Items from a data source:
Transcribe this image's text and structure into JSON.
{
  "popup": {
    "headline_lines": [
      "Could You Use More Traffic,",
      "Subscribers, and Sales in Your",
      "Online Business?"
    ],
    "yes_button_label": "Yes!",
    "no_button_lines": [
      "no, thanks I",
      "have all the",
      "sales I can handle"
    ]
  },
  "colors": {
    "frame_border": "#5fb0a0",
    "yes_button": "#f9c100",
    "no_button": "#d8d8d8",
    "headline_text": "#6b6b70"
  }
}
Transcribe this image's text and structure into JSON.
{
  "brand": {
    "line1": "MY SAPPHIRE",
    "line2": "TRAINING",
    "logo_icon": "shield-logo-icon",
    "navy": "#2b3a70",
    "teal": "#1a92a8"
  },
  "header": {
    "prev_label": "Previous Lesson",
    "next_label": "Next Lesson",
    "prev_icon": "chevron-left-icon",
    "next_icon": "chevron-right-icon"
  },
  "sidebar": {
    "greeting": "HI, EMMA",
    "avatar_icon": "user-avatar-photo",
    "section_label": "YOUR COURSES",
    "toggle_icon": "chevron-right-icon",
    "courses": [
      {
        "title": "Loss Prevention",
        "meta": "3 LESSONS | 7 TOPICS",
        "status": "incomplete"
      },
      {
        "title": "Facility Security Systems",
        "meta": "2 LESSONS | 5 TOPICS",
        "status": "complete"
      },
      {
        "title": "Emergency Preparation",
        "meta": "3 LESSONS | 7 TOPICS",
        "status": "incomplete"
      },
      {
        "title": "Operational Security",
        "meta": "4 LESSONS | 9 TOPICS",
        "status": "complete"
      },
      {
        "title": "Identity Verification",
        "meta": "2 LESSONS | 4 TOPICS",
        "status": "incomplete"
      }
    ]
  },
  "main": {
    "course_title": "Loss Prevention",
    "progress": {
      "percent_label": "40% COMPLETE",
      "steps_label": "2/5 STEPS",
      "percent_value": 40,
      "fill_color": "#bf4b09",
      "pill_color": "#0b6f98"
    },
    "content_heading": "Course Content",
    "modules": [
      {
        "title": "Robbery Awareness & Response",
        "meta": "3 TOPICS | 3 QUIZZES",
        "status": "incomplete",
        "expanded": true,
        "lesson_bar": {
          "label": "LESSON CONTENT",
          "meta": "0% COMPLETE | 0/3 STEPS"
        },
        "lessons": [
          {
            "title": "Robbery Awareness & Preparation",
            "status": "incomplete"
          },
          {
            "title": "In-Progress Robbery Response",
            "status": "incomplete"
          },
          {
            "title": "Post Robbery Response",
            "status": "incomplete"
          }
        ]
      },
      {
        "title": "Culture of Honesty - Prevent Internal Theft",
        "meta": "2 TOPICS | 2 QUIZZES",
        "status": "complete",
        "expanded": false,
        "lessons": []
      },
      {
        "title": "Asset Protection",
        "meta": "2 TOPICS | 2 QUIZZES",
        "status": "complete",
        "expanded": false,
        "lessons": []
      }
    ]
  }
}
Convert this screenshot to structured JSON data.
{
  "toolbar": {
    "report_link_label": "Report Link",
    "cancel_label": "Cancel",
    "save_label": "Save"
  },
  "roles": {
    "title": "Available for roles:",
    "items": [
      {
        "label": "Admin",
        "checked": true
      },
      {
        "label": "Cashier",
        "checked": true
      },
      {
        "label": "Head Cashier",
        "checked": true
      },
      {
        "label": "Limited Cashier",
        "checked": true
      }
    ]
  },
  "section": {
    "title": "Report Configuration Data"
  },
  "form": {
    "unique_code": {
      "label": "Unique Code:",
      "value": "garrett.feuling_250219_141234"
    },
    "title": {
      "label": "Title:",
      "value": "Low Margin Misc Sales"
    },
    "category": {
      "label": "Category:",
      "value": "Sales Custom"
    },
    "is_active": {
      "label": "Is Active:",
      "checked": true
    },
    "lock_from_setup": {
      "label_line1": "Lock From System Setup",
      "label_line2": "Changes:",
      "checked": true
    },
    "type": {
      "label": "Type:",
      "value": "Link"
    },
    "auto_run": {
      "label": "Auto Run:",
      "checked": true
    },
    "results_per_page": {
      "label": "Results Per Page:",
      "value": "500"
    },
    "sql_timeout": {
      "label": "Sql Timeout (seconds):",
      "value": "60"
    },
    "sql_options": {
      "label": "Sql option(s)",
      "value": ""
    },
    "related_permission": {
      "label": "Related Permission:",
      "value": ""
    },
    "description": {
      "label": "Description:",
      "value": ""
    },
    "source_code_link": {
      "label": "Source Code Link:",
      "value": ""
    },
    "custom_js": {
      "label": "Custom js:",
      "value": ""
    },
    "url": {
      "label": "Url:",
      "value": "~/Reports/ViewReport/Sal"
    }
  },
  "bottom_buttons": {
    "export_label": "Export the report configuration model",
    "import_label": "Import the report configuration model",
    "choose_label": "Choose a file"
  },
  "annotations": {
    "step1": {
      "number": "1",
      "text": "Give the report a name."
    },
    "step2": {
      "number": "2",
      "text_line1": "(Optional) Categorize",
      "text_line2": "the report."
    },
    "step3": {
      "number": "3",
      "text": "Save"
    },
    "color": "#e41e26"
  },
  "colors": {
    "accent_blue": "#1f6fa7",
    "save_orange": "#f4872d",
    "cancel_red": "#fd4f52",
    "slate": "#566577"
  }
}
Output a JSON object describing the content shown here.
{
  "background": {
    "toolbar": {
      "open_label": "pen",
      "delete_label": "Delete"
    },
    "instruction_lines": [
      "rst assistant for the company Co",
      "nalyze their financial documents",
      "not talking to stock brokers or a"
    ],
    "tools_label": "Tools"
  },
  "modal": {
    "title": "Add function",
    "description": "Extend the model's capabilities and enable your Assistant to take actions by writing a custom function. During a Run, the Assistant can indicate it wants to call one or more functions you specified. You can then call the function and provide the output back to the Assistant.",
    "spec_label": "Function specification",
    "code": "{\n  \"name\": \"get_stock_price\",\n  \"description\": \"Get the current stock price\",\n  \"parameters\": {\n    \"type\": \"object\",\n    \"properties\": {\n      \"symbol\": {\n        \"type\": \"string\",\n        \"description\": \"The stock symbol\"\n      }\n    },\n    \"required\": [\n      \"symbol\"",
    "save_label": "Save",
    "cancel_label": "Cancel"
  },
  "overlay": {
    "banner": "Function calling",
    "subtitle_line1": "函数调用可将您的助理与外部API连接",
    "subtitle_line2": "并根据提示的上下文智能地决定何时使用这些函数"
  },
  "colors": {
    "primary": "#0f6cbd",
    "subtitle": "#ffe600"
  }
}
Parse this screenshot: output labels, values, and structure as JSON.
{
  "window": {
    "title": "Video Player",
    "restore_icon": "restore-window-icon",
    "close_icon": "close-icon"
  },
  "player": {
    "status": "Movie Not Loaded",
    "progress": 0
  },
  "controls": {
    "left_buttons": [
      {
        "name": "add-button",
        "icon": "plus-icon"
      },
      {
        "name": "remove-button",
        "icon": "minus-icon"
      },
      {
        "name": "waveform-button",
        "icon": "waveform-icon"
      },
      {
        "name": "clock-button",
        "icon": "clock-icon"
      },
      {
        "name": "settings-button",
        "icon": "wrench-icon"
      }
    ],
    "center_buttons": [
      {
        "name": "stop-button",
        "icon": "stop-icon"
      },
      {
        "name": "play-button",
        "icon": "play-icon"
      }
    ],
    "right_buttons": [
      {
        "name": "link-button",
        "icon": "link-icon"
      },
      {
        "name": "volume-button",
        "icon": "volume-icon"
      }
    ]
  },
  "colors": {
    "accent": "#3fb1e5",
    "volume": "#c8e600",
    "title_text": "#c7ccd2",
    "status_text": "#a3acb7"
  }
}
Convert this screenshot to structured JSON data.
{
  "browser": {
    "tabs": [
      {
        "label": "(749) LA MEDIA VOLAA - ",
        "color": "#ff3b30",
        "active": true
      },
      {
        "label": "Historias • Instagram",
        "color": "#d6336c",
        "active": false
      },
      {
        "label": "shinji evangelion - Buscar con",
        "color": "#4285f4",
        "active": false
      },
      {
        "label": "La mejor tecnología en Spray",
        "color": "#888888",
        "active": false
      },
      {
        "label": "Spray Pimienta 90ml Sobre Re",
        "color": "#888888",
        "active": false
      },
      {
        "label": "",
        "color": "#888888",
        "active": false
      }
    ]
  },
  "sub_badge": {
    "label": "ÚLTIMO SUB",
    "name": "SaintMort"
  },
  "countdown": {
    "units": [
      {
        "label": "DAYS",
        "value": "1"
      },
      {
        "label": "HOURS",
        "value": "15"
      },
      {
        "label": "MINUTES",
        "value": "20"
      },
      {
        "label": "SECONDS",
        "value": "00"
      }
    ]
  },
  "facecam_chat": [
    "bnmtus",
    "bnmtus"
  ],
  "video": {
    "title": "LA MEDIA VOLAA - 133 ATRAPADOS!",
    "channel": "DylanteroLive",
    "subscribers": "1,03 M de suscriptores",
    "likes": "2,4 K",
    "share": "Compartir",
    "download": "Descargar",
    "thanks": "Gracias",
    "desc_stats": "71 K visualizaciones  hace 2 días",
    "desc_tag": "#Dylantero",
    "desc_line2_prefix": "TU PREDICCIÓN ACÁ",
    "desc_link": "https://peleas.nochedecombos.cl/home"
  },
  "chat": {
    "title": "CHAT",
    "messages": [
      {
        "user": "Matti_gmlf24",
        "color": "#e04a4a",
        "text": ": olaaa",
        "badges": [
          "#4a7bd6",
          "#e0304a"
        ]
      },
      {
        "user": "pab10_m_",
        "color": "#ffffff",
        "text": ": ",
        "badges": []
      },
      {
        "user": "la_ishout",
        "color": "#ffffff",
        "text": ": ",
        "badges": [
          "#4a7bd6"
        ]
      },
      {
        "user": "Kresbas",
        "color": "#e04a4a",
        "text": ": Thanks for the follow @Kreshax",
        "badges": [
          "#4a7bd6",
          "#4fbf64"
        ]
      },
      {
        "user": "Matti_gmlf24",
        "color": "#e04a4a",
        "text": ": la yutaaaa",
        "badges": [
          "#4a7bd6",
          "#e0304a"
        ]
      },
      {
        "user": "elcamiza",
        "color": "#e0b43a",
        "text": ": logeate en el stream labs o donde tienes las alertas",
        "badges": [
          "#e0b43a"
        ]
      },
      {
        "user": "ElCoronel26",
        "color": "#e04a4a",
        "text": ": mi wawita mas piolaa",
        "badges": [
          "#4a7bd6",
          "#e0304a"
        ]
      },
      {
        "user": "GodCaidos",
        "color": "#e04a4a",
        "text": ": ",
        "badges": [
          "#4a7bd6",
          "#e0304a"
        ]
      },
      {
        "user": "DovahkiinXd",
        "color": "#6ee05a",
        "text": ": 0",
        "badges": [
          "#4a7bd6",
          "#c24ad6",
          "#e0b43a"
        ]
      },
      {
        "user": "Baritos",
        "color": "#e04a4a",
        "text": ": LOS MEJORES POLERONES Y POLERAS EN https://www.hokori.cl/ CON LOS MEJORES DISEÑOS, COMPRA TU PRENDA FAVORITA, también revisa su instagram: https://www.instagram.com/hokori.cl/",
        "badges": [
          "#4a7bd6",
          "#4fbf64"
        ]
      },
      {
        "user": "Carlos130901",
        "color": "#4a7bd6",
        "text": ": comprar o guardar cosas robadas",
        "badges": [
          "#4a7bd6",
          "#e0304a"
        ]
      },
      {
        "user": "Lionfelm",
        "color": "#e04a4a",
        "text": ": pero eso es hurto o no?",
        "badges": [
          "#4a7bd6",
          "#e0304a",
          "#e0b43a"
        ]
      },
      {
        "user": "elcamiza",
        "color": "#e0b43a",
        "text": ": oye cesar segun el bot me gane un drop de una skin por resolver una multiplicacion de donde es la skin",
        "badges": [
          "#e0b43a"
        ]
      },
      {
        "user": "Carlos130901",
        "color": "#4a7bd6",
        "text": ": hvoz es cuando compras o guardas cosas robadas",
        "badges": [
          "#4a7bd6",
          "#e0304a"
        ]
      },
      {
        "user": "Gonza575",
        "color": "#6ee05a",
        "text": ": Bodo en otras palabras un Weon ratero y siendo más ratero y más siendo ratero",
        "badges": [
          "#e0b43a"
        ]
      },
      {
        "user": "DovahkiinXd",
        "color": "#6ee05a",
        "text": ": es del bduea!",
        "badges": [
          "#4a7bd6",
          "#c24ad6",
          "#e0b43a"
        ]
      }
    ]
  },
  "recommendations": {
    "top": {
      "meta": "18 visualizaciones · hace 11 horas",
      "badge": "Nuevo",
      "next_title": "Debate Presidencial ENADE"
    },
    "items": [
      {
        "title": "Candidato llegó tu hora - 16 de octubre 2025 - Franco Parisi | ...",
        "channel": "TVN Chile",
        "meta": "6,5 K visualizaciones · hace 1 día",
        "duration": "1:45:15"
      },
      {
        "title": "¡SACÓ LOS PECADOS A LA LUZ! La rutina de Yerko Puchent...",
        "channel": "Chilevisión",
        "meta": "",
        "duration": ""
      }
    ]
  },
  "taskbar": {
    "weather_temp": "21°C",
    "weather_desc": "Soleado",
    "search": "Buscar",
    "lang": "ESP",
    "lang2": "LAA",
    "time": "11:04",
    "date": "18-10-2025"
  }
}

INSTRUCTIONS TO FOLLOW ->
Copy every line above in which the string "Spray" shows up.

REPLY TO THE TASK ->
        "label": "La mejor tecnología en Spray",
        "label": "Spray Pimienta 90ml Sobre Re",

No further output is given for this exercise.